The website absolutely looks like adware. I hate the website so much that I always install it through Winget.

winget install 2BrightSparks.SyncBackFree

Ignoring the Libary Folder

The trick is to get SyncBack to ignore just the libary folder in our backups. How?

First, create the backup profile like normal, copying the Unity Projects folder from one source to it’s backup destination. The software is pretty simple and the UI clear, you will figure it out. In my case, the destination is a folder on my NAS; but you can use external drives or what-have-you.

Next, open the profile settings (Right click > modify) and choose ‘Change Filter’.

Change filter button in SyncBack’s profile options window

Then, in the filters window, add an option to the right list, Files/Folders NOT to copy. Add the rule “*\Library\*”

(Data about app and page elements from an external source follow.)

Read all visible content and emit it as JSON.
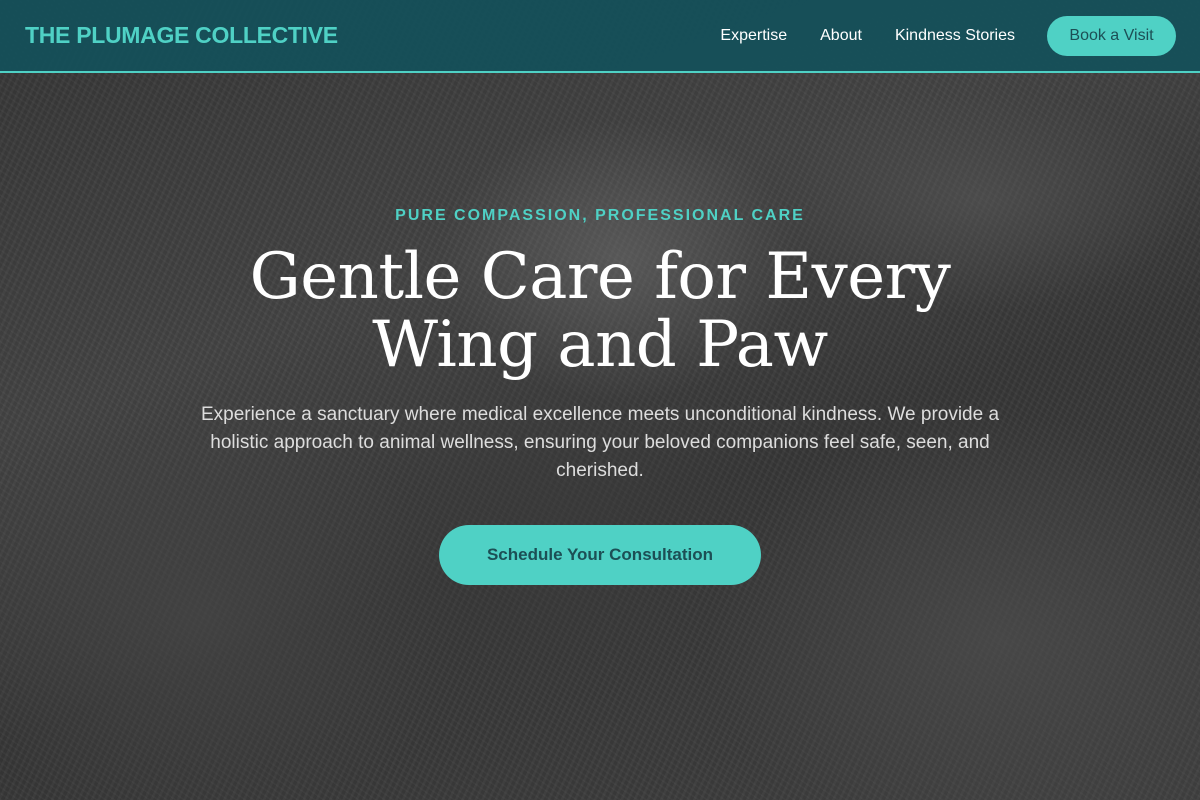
{
  "brand": {
    "name": "THE PLUMAGE COLLECTIVE"
  },
  "nav": {
    "items": [
      {
        "label": "Expertise"
      },
      {
        "label": "About"
      },
      {
        "label": "Kindness Stories"
      }
    ],
    "book_label": "Book a Visit"
  },
  "hero": {
    "eyebrow": "PURE COMPASSION, PROFESSIONAL CARE",
    "headline": "Gentle Care for Every Wing and Paw",
    "subtext": "Experience a sanctuary where medical excellence meets unconditional kindness. We provide a holistic approach to animal wellness, ensuring your beloved companions feel safe, seen, and cherished.",
    "cta_label": "Schedule Your Consultation"
  },
  "colors": {
    "accent": "#4fd1c5",
    "header_bg": "#14505a",
    "button_text": "#1c4f55"
  }
}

Ignoring anything in folders called “Library”

I also ignore the ‘Temp’ folder the same way.

Lastly, double check it’s working correctly! And you aren’t ignoring that wonderful ‘Libary’ project, or using this for tools/projects that require ‘Libary’ folders! (Arduino?)

Always Double Check

The first time you set up a backup profile, you can perform a ‘simulated’ run. Do it! Check that it’s actually backing everything you want up.

Mac software: SyncTime

On Mac, I do basically the exact same thing with SyncTime. It’s $10 and worth it.

I also have an SSD set up with Time Machine, which is ALSO good software. I don’t only use time machine, because I want something I can easily plug into another machine and grab data from in an emergency.

Backup Strategy Two: Backblaze

I have been a happy user of Backblaze Cloud Backup for over a decade. I backup three machines with it. (Actually four, I also pay for my Mom’s laptop backups as a renewing gift). I have nothing but positive experiences with the company. Set it and forget it!

Backblaze Control Panel

If I really feel like procrastinating, I will go into the backblaze settings and ignore library folder’s. I usually forget to do this, and it’s fine. It’s probably fine.